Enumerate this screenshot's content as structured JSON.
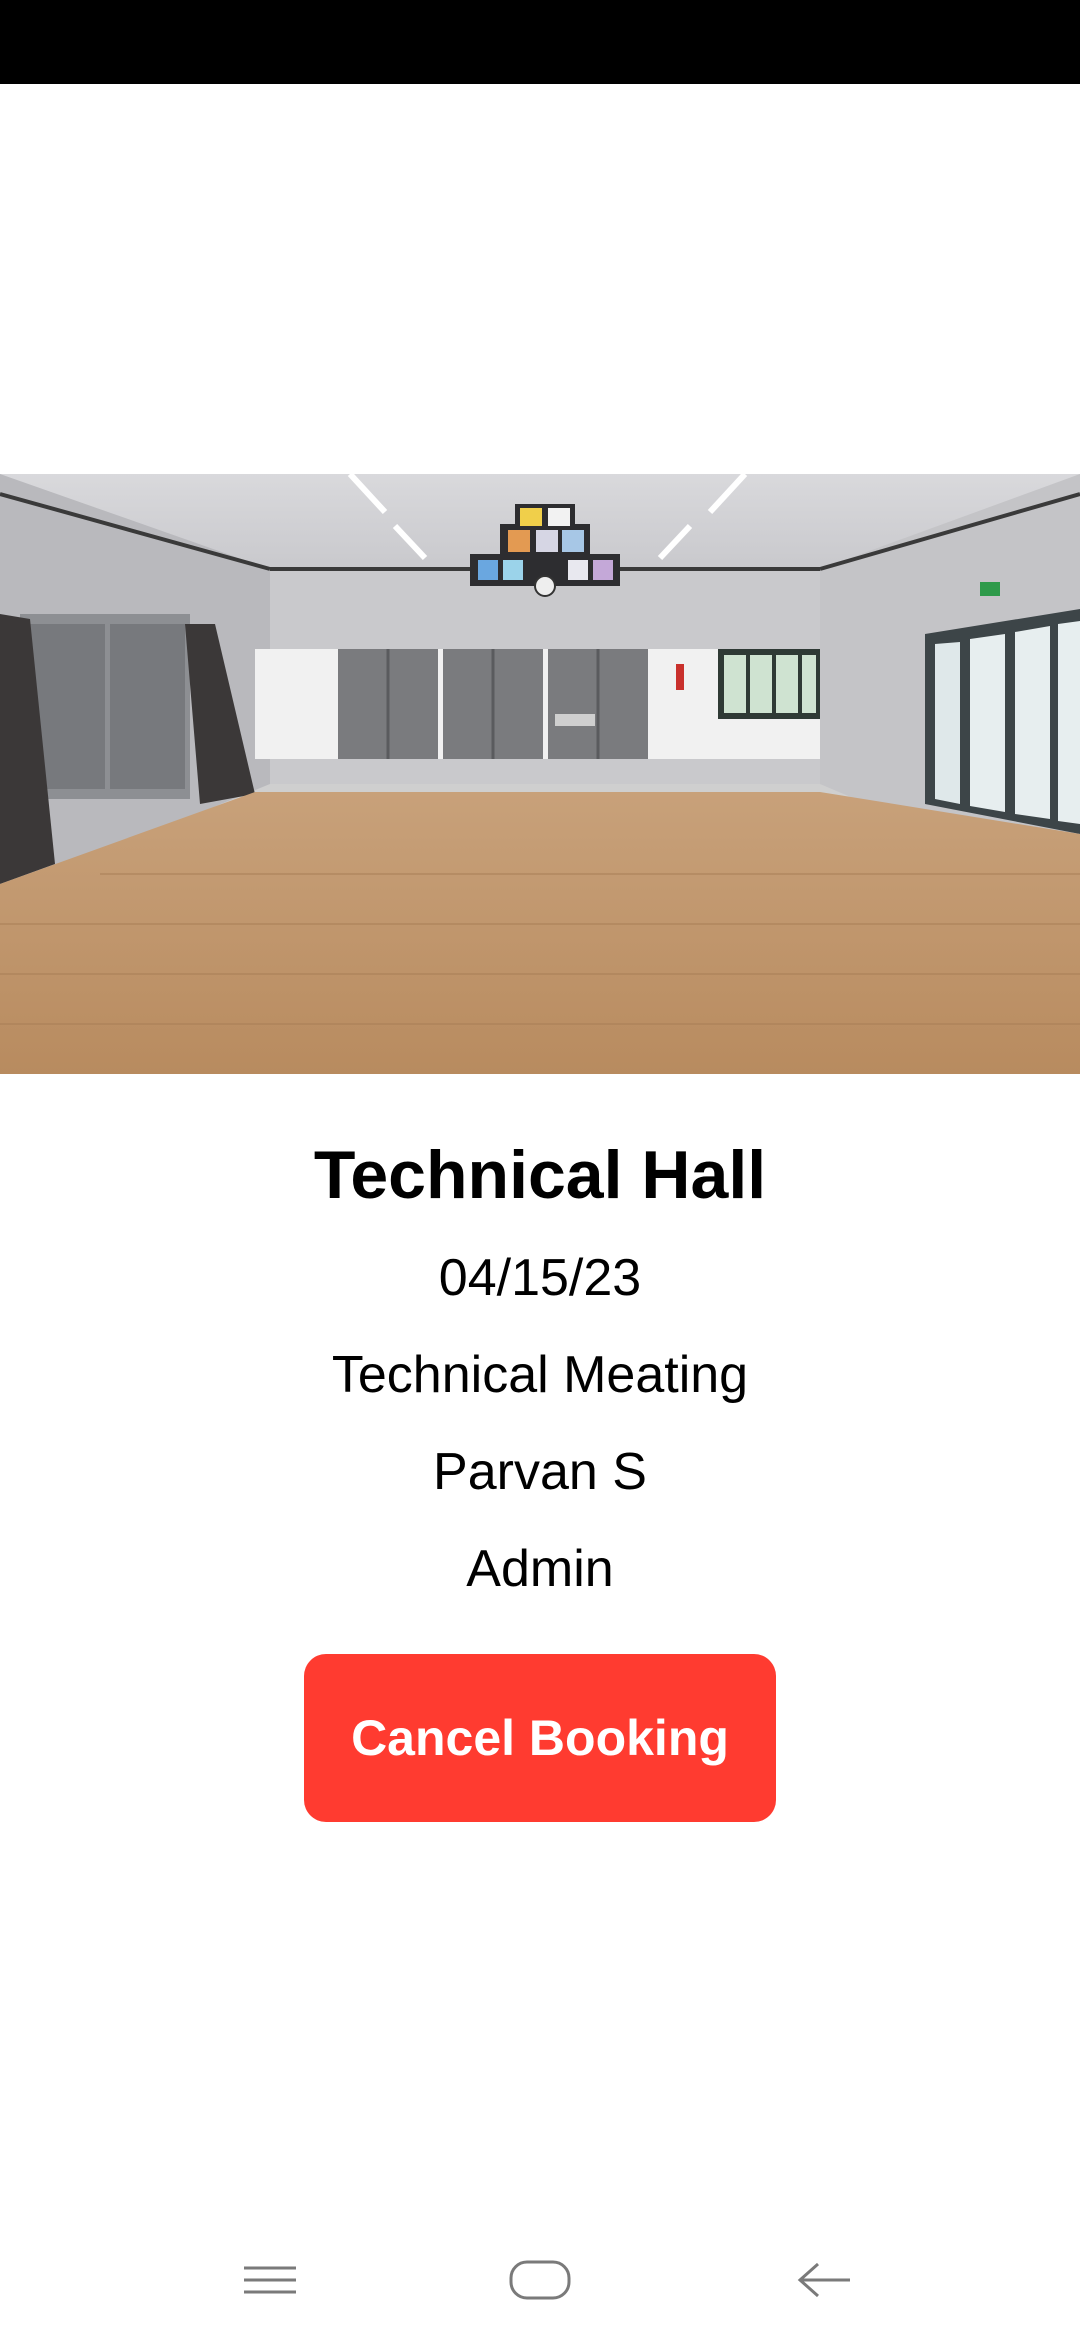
{
  "booking": {
    "hall_name": "Technical Hall",
    "date": "04/15/23",
    "purpose": "Technical Meating",
    "booked_by": "Parvan S",
    "role": "Admin",
    "cancel_label": "Cancel Booking"
  },
  "colors": {
    "cancel_button": "#ff3b30",
    "nav_icon": "#7a7a7a"
  },
  "icons": {
    "hero_image": "hall-photo",
    "nav_menu": "menu-icon",
    "nav_home": "home-icon",
    "nav_back": "back-icon"
  }
}
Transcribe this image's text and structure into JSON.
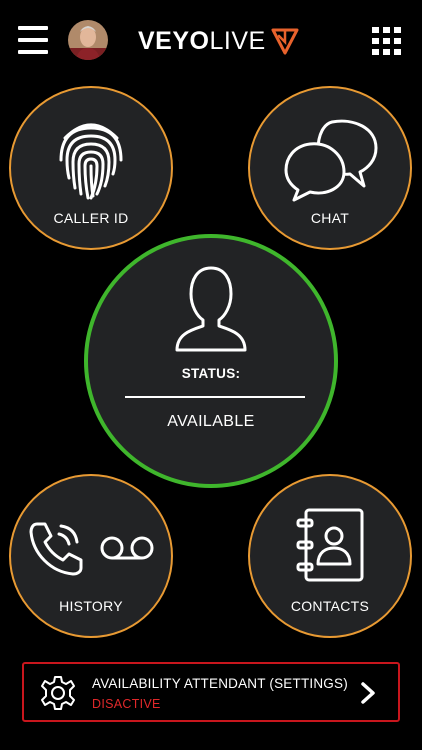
{
  "header": {
    "logo_main": "VEYO",
    "logo_sub": "LIVE",
    "brand_color": "#e8622c"
  },
  "tiles": {
    "caller_id": {
      "label": "CALLER ID",
      "icon": "fingerprint-icon"
    },
    "chat": {
      "label": "CHAT",
      "icon": "chat-bubbles-icon"
    },
    "history": {
      "label": "HISTORY",
      "icon": "phone-voicemail-icon"
    },
    "contacts": {
      "label": "CONTACTS",
      "icon": "address-book-icon"
    }
  },
  "status": {
    "title": "STATUS:",
    "value": "AVAILABLE",
    "icon": "user-silhouette-icon",
    "ring_color": "#3fb62c"
  },
  "attendant": {
    "title": "AVAILABILITY ATTENDANT (SETTINGS)",
    "status": "DISACTIVE",
    "icon": "gear-icon",
    "border_color": "#c9161d"
  },
  "colors": {
    "tile_ring": "#e89a33",
    "tile_fill": "#222325",
    "background": "#000000"
  }
}
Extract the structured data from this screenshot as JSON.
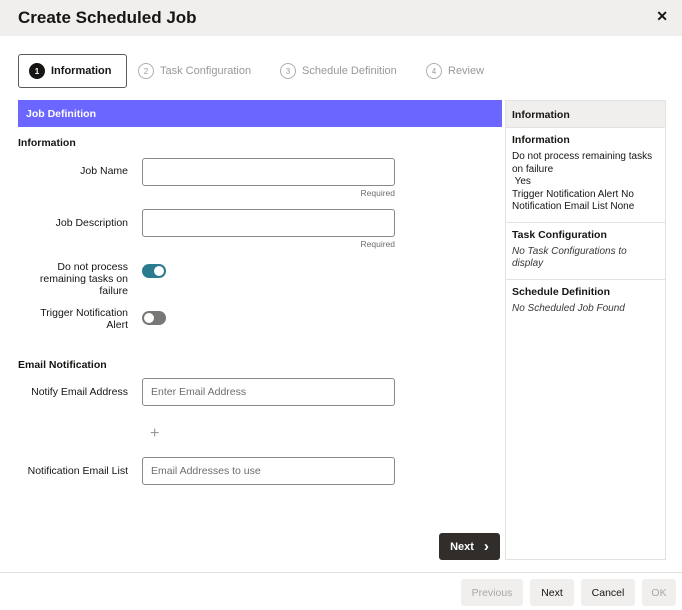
{
  "dialog": {
    "title": "Create Scheduled Job"
  },
  "steps": [
    {
      "num": "1",
      "label": "Information"
    },
    {
      "num": "2",
      "label": "Task Configuration"
    },
    {
      "num": "3",
      "label": "Schedule Definition"
    },
    {
      "num": "4",
      "label": "Review"
    }
  ],
  "form": {
    "section_title": "Job Definition",
    "information_heading": "Information",
    "job_name_label": "Job Name",
    "job_name_value": "",
    "required_text": "Required",
    "job_description_label": "Job Description",
    "job_description_value": "",
    "dont_process_label": "Do not process remaining tasks on failure",
    "dont_process_on": true,
    "trigger_alert_label": "Trigger Notification Alert",
    "trigger_alert_on": false,
    "email_heading": "Email Notification",
    "notify_email_label": "Notify Email Address",
    "notify_email_placeholder": "Enter Email Address",
    "add_symbol": "+",
    "email_list_label": "Notification Email List",
    "email_list_placeholder": "Email Addresses to use",
    "next_label": "Next",
    "next_chevron": "›"
  },
  "summary": {
    "header": "Information",
    "info_title": "Information",
    "info_line1": "Do not process remaining tasks on failure",
    "info_line2": " Yes",
    "info_line3": "Trigger Notification Alert No",
    "info_line4": "Notification Email List None",
    "task_title": "Task Configuration",
    "task_text": "No Task Configurations to display",
    "schedule_title": "Schedule Definition",
    "schedule_text": "No Scheduled Job Found"
  },
  "footer": {
    "previous": "Previous",
    "next": "Next",
    "cancel": "Cancel",
    "ok": "OK"
  },
  "colors": {
    "accent": "#6b66ff",
    "toggle_on": "#2a7b8e",
    "toggle_off": "#7a7876",
    "primary_button": "#312d2a"
  }
}
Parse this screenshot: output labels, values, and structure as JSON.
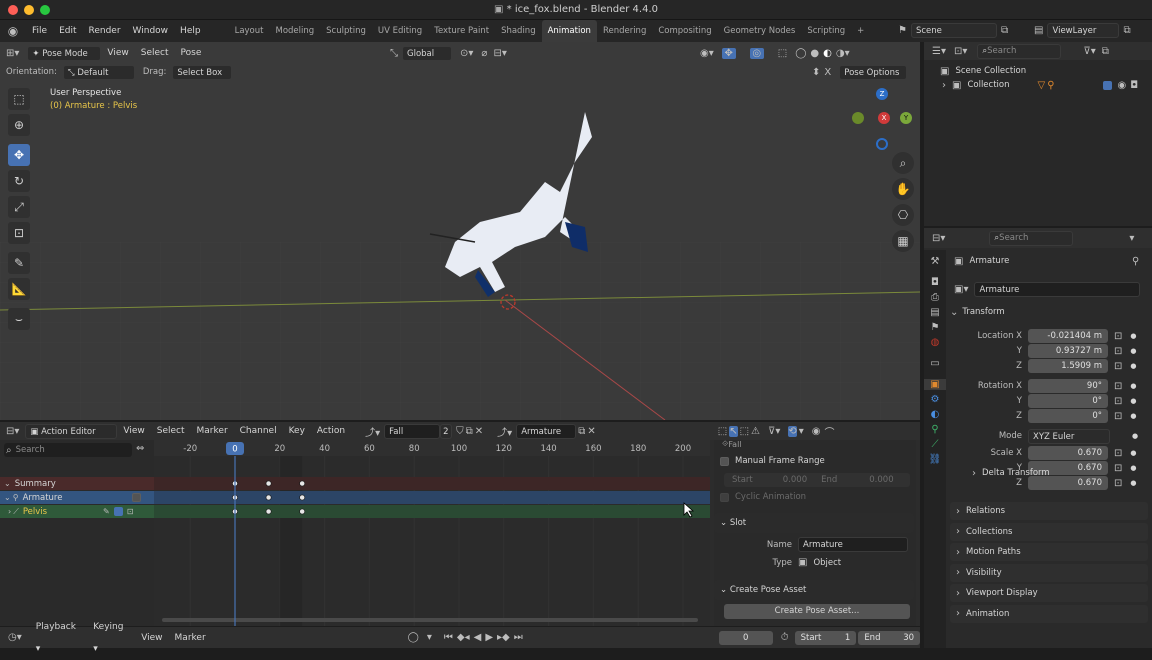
{
  "window": {
    "title": "* ice_fox.blend - Blender 4.4.0",
    "file_icon": "file-icon"
  },
  "menu": [
    "File",
    "Edit",
    "Render",
    "Window",
    "Help"
  ],
  "workspaces": [
    "Layout",
    "Modeling",
    "Sculpting",
    "UV Editing",
    "Texture Paint",
    "Shading",
    "Animation",
    "Rendering",
    "Compositing",
    "Geometry Nodes",
    "Scripting"
  ],
  "active_workspace": "Animation",
  "scene": "Scene",
  "view_layer": "ViewLayer",
  "viewport": {
    "mode": "Pose Mode",
    "menus": [
      "View",
      "Select",
      "Pose"
    ],
    "orientation_label": "Orientation:",
    "orientation": "Default",
    "drag_label": "Drag:",
    "drag": "Select Box",
    "transform_orientation": "Global",
    "pose_options": "Pose Options",
    "close_x": "X",
    "perspective": "User Perspective",
    "active": "(0) Armature : Pelvis",
    "gizmo": {
      "z": "Z",
      "y": "Y",
      "x": "X"
    }
  },
  "outliner": {
    "search_placeholder": "Search",
    "scene_collection": "Scene Collection",
    "collection": "Collection"
  },
  "properties": {
    "search_placeholder": "Search",
    "object": "Armature",
    "data_name": "Armature",
    "transform_title": "Transform",
    "location_label": "Location",
    "rotation_label": "Rotation",
    "mode_label": "Mode",
    "scale_label": "Scale",
    "axes": [
      "X",
      "Y",
      "Z"
    ],
    "location": [
      "-0.021404 m",
      "0.93727 m",
      "1.5909 m"
    ],
    "rotation": [
      "90°",
      "0°",
      "0°"
    ],
    "mode": "XYZ Euler",
    "scale": [
      "0.670",
      "0.670",
      "0.670"
    ],
    "collapsed": [
      "Delta Transform",
      "Relations",
      "Collections",
      "Motion Paths",
      "Visibility",
      "Viewport Display",
      "Animation"
    ]
  },
  "action_editor": {
    "editor_type": "Action Editor",
    "menus": [
      "View",
      "Select",
      "Marker",
      "Channel",
      "Key",
      "Action"
    ],
    "action_name": "Fall",
    "users": "2",
    "slot_name": "Armature",
    "search_placeholder": "Search",
    "frame_ticks": [
      "-20",
      "0",
      "20",
      "40",
      "60",
      "80",
      "100",
      "120",
      "140",
      "160",
      "180",
      "200"
    ],
    "current_frame": "0",
    "channels": [
      "Summary",
      "Armature",
      "Pelvis"
    ],
    "sidebar": {
      "action_label": "Fall",
      "manual_range": "Manual Frame Range",
      "start_label": "Start",
      "start_val": "0.000",
      "end_label": "End",
      "end_val": "0.000",
      "cyclic": "Cyclic Animation",
      "slot_title": "Slot",
      "name_label": "Name",
      "name_val": "Armature",
      "type_label": "Type",
      "type_val": "Object",
      "pose_asset_title": "Create Pose Asset",
      "pose_asset_button": "Create Pose Asset..."
    }
  },
  "timeline": {
    "menus": [
      "Playback",
      "Keying",
      "View",
      "Marker"
    ],
    "frame": "0",
    "start_label": "Start",
    "start": "1",
    "end_label": "End",
    "end": "30"
  },
  "keyframes": [
    0,
    15,
    30
  ],
  "colors": {
    "accent": "#4772b3",
    "active_tab": "#3b3b3b",
    "summary_row": "#4a2a2a",
    "armature_row": "#335580",
    "pelvis_row": "#2f5a3a",
    "playhead": "#4772b3",
    "selected_text": "#e8c64a"
  }
}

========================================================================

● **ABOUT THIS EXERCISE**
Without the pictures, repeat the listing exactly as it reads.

● **SOLUTION BELOW**
Enumerate this screenshot's content as structured JSON.
{
  "booking": {
    "hall_name": "Technical Hall",
    "date": "04/15/23",
    "purpose": "Technical Meating",
    "booked_by": "Parvan S",
    "role": "Admin",
    "cancel_label": "Cancel Booking"
  },
  "colors": {
    "cancel_button": "#ff3b30",
    "nav_icon": "#7a7a7a"
  },
  "icons": {
    "hero_image": "hall-photo",
    "nav_menu": "menu-icon",
    "nav_home": "home-icon",
    "nav_back": "back-icon"
  }
}
Transcribe this image's text and structure into JSON.
{
  "header": {
    "logo_main": "VEYO",
    "logo_sub": "LIVE",
    "brand_color": "#e8622c"
  },
  "tiles": {
    "caller_id": {
      "label": "CALLER ID",
      "icon": "fingerprint-icon"
    },
    "chat": {
      "label": "CHAT",
      "icon": "chat-bubbles-icon"
    },
    "history": {
      "label": "HISTORY",
      "icon": "phone-voicemail-icon"
    },
    "contacts": {
      "label": "CONTACTS",
      "icon": "address-book-icon"
    }
  },
  "status": {
    "title": "STATUS:",
    "value": "AVAILABLE",
    "icon": "user-silhouette-icon",
    "ring_color": "#3fb62c"
  },
  "attendant": {
    "title": "AVAILABILITY ATTENDANT (SETTINGS)",
    "status": "DISACTIVE",
    "icon": "gear-icon",
    "border_color": "#c9161d"
  },
  "colors": {
    "tile_ring": "#e89a33",
    "tile_fill": "#222325",
    "background": "#000000"
  }
}
Extract the structured data from this screenshot as JSON.
{
  "dialog": {
    "title": "Create Scheduled Job"
  },
  "steps": [
    {
      "num": "1",
      "label": "Information"
    },
    {
      "num": "2",
      "label": "Task Configuration"
    },
    {
      "num": "3",
      "label": "Schedule Definition"
    },
    {
      "num": "4",
      "label": "Review"
    }
  ],
  "form": {
    "section_title": "Job Definition",
    "information_heading": "Information",
    "job_name_label": "Job Name",
    "job_name_value": "",
    "required_text": "Required",
    "job_description_label": "Job Description",
    "job_description_value": "",
    "dont_process_label": "Do not process remaining tasks on failure",
    "dont_process_on": true,
    "trigger_alert_label": "Trigger Notification Alert",
    "trigger_alert_on": false,
    "email_heading": "Email Notification",
    "notify_email_label": "Notify Email Address",
    "notify_email_placeholder": "Enter Email Address",
    "add_symbol": "+",
    "email_list_label": "Notification Email List",
    "email_list_placeholder": "Email Addresses to use",
    "next_label": "Next",
    "next_chevron": "›"
  },
  "summary": {
    "header": "Information",
    "info_title": "Information",
    "info_line1": "Do not process remaining tasks on failure",
    "info_line2": " Yes",
    "info_line3": "Trigger Notification Alert No",
    "info_line4": "Notification Email List None",
    "task_title": "Task Configuration",
    "task_text": "No Task Configurations to display",
    "schedule_title": "Schedule Definition",
    "schedule_text": "No Scheduled Job Found"
  },
  "footer": {
    "previous": "Previous",
    "next": "Next",
    "cancel": "Cancel",
    "ok": "OK"
  },
  "colors": {
    "accent": "#6b66ff",
    "toggle_on": "#2a7b8e",
    "toggle_off": "#7a7876",
    "primary_button": "#312d2a"
  }
}
Parse this screenshot: output labels, values, and structure as JSON.
{
  "window": {
    "title": "* ice_fox.blend - Blender 4.4.0",
    "file_icon": "file-icon"
  },
  "menu": [
    "File",
    "Edit",
    "Render",
    "Window",
    "Help"
  ],
  "workspaces": [
    "Layout",
    "Modeling",
    "Sculpting",
    "UV Editing",
    "Texture Paint",
    "Shading",
    "Animation",
    "Rendering",
    "Compositing",
    "Geometry Nodes",
    "Scripting"
  ],
  "active_workspace": "Animation",
  "scene": "Scene",
  "view_layer": "ViewLayer",
  "viewport": {
    "mode": "Pose Mode",
    "menus": [
      "View",
      "Select",
      "Pose"
    ],
    "orientation_label": "Orientation:",
    "orientation": "Default",
    "drag_label": "Drag:",
    "drag": "Select Box",
    "transform_orientation": "Global",
    "pose_options": "Pose Options",
    "close_x": "X",
    "perspective": "User Perspective",
    "active": "(0) Armature : Pelvis",
    "gizmo": {
      "z": "Z",
      "y": "Y",
      "x": "X"
    }
  },
  "outliner": {
    "search_placeholder": "Search",
    "scene_collection": "Scene Collection",
    "collection": "Collection"
  },
  "properties": {
    "search_placeholder": "Search",
    "object": "Armature",
    "data_name": "Armature",
    "transform_title": "Transform",
    "location_label": "Location",
    "rotation_label": "Rotation",
    "mode_label": "Mode",
    "scale_label": "Scale",
    "axes": [
      "X",
      "Y",
      "Z"
    ],
    "location": [
      "-0.021404 m",
      "0.93727 m",
      "1.5909 m"
    ],
    "rotation": [
      "90°",
      "0°",
      "0°"
    ],
    "mode": "XYZ Euler",
    "scale": [
      "0.670",
      "0.670",
      "0.670"
    ],
    "collapsed": [
      "Delta Transform",
      "Relations",
      "Collections",
      "Motion Paths",
      "Visibility",
      "Viewport Display",
      "Animation"
    ]
  },
  "action_editor": {
    "editor_type": "Action Editor",
    "menus": [
      "View",
      "Select",
      "Marker",
      "Channel",
      "Key",
      "Action"
    ],
    "action_name": "Fall",
    "users": "2",
    "slot_name": "Armature",
    "search_placeholder": "Search",
    "frame_ticks": [
      "-20",
      "0",
      "20",
      "40",
      "60",
      "80",
      "100",
      "120",
      "140",
      "160",
      "180",
      "200"
    ],
    "current_frame": "0",
    "channels": [
      "Summary",
      "Armature",
      "Pelvis"
    ],
    "sidebar": {
      "action_label": "Fall",
      "manual_range": "Manual Frame Range",
      "start_label": "Start",
      "start_val": "0.000",
      "end_label": "End",
      "end_val": "0.000",
      "cyclic": "Cyclic Animation",
      "slot_title": "Slot",
      "name_label": "Name",
      "name_val": "Armature",
      "type_label": "Type",
      "type_val": "Object",
      "pose_asset_title": "Create Pose Asset",
      "pose_asset_button": "Create Pose Asset..."
    }
  },
  "timeline": {
    "menus": [
      "Playback",
      "Keying",
      "View",
      "Marker"
    ],
    "frame": "0",
    "start_label": "Start",
    "start": "1",
    "end_label": "End",
    "end": "30"
  },
  "keyframes": [
    0,
    15,
    30
  ],
  "colors": {
    "accent": "#4772b3",
    "active_tab": "#3b3b3b",
    "summary_row": "#4a2a2a",
    "armature_row": "#335580",
    "pelvis_row": "#2f5a3a",
    "playhead": "#4772b3",
    "selected_text": "#e8c64a"
  }
}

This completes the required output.